On the market
Alpha also worked with four beta customers, a combination of U.S. and foreign firms, with a mix of tire companies and other users, Zarcone said.
“In that beta testing time, we already made some development changes,” he said. “We found some things that weren't working like we thought they were. Engineering was able to quickly go back and fix these pieces and make the instruments even better.”
Kosuth, a six-year company veteran, said after nearly two years of development work, he was proud to be able to announce it to the world at the Rubber Expo. “You see the data and you see the results,” he said. “We've worked hard. You have a lot of failures. That's what you do. You try, you fail. You keep coming back. Sooner or later you get it.”
Following the unveiling in Nashville, Alpha will showcase the Premier MDR at a show in Shanghai in early December, a show in India in mid-January and several shows in Europe prior to spring, Zarcone said. The company also will have the MDR at company locations around the globe, including Europe, China, India, Japan, Brazil, Mexico, the U.S. and one in either Malaysia or Singapore.
Alpha will have smaller seminars in various locations, bringing in customers for tutorials. The firm will continue to sell the Series 2000 for a couple of years before transitioning over to sell just the Premier MDR, Zarcone said.
Kosuth said this is the first of many releases that Alpha will make to redesign its entire product line, noting that the firm is working on about a four-year road map for the changes. “A lot of our instruments are 10-20 years old,” he said. “They're workhorses, but they need to be updated.”
Zarcone has been at the head of the instrumentation firm for about a year, and one of his tasks will be to make sure that development leads to commercialization in a timely fashion.

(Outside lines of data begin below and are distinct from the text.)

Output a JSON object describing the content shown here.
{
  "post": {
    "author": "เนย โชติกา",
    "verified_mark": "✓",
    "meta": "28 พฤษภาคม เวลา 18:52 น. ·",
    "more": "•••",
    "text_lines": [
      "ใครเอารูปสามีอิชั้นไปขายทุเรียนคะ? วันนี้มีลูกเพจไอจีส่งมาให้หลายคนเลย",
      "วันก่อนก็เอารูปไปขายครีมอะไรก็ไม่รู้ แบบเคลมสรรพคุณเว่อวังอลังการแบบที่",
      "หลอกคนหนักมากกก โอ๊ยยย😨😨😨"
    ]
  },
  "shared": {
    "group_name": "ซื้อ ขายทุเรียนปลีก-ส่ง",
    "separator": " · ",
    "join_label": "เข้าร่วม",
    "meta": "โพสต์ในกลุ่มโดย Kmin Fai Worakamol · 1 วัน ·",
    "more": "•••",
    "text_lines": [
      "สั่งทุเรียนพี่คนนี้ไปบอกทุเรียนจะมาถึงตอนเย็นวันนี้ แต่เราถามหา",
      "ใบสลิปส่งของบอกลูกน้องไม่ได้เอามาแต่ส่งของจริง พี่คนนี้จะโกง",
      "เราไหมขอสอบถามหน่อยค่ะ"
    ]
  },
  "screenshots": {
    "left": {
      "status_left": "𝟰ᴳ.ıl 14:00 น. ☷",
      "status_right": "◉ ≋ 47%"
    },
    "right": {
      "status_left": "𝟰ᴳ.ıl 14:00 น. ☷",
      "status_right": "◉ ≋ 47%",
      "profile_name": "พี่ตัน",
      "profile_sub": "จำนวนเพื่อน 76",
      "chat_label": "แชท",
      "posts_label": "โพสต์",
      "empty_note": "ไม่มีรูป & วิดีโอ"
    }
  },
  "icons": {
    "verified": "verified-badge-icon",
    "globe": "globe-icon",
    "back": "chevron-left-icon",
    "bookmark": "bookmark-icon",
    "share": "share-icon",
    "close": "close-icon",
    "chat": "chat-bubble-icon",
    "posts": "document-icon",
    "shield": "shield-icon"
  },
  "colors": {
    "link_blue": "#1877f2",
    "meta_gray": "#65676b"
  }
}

“These guys would be testing until the end of time, but occasionally you have to launch something commercially,” he quipped. “But the neat thing is they will test it every possible way because most of the time they're proving it to themselves. Calibration standards and the reliability of these instruments are phenomenal, and it's because of the way we look at rheology. We just love the testing and the market, and the data is something that is extremely important to us.”
He brought a varied background to the job, starting with EPDM and followed by a time in plastics, a stint working with coatings, a job running a small private equity chemical company, and then onto his post at Alpha. He said he took the position because he loves the intellectual property of the Akron-based unit of Roper Industries Inc.'s Dynisco business.
Besides upgrading its product lineup, he said Alpha also will look at bringing its technology to markets other than rubber or tires—basically anything that cures.
What he liked about Alpha was its great engineering work and the fact it wouldn't shy away from anything different or new. “I think the company had been a little stagnant for awhile,” he said. “I found a wonderful global team. A good portion of our business is the service and calibration. We have field support engineers everywhere in the world.”
Zarcone feels he brings a combination of energy and the passion to move things forward to Alpha. “I have a technical background and spent probably a quarter of my career with technology,” he said. “Then I really branched off into running businesses, and that's really exciting for me.
“It's not a turnaround (at Alpha). It's really just adding to what they already have. Dusting off some of the great things that they have been doing and adding to that. It's turning this into a company that continues our core technology of rubber and data, and then brings that into the future with some new innovations that we have.”